Koito plays a good mixture of pieces opening with the Dorian Toccata and Fugue (BVW 538) and finishing with that in D major (BWV 532). In the middle there is the early G minor Prelude and Fugue (BWV 535) and the G major (BWV 550). Among the interesting other pieces are the trio on Was Gott tut, das ist wohlgetan – only recently added to the canon – and the trio on Wo gehest du hin after Cantata 166ii, while there are choral preludes on An Wasserflüßen Babylon (BWV 653), Nun danket alle Gott (BWV 657), Komm Gott Schöpfer Heilige Geist (BWV 667), O Lamm Gottes unschuldig (BWV 656) and Herzlich tut mich verlangen (BWV 727). Two Fantasias complete the programme – super Jesu, meine Freude (BWV 713a, 1&2) and Ein fest Burg ist unser Gott (BWV 720) with the rare hints in the autograph for registration. Together they make a varied recital and show off the organ splendidly. As with her previous CDs, the playing is neat and the recording excellent.

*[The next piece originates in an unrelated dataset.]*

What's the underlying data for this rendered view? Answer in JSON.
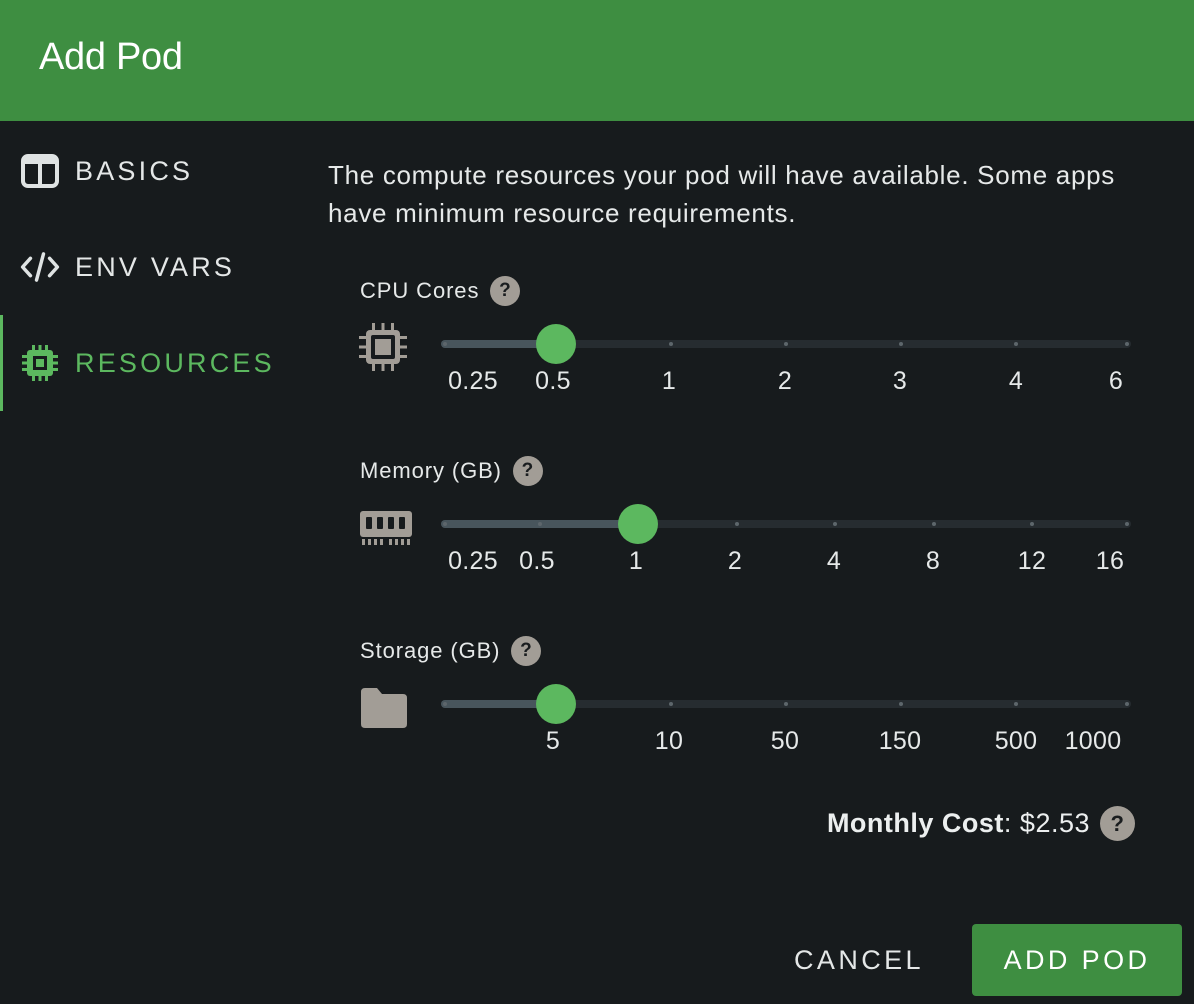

As far as her playing is concerned, Koito can be utterly focussed on the rhythmic clarity like in the Dorian Toccata and Fugue, or very subtle – listen to how she phrases the opening of the fugue in the G major (BWV 550), where later she negotiates the tricky passagework in measures 140-143 without missing a trick. And the registration with the Hinz Hobo of 1740 and its tremulant in BWV 584 contrasts elegantly with the opening of the Fantasia super Jesu, meine Freude, where the 2’ Octaaf on the pedal for the choral balances the Rugpositief 4’ Speelfluit beautifully. And the build-up through the verses of O Lamm Gottes, unschuldig (BWV 656) is beautifully registered, and the shading possible on an organ like this with seven manual and five pedal reeds allows for an almost infinite variety of tone as well as subtle changes in volume.

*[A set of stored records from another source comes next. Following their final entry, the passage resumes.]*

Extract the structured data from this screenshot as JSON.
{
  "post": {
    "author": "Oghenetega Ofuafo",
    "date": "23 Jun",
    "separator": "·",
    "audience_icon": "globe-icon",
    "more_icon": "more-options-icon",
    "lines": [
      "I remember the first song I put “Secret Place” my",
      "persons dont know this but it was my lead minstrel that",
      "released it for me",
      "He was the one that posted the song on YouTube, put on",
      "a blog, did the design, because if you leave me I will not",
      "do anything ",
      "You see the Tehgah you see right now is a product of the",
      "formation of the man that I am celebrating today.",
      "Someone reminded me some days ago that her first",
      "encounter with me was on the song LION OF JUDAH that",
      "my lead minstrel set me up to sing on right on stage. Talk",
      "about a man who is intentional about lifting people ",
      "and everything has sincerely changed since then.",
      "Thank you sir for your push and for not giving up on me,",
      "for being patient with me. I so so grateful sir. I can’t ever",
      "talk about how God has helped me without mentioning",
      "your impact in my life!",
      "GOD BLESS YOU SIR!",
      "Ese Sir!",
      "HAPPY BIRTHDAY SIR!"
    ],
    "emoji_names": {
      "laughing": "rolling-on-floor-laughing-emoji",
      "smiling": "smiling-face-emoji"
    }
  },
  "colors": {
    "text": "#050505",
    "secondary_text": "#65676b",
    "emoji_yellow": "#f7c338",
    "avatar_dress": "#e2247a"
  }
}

One other feature that makes this such a good recording is of course the acoustic and the way this is handled by the recording engineer. When I first heard the surviving organs in the Netherlands in the late 1950s, I was astonished at the reverberation in many of the churches and wondered at the clarity that seemed to be possible. The amazing blendability of numerous ranks of upperwork, voiced on what seemed then to be astonishingly low wind pressure, seemed to be a gift of many of the barn-like buildings and so very unlike the screaming upperwork that the advanced classical merchants were pedalling as “Baroque” in England. These days we are lucky to have creative artists working painstakingly at the conservation of these extraordinary survivals, and the Martinikerk organ in Groningen has no fewer than nine known organ builders responsible for the instrument over the years, even if we think of it mainly as the creation of Arp Schnitger. Would it sound so stunning if it were relocated to a dry concert hall acoustic?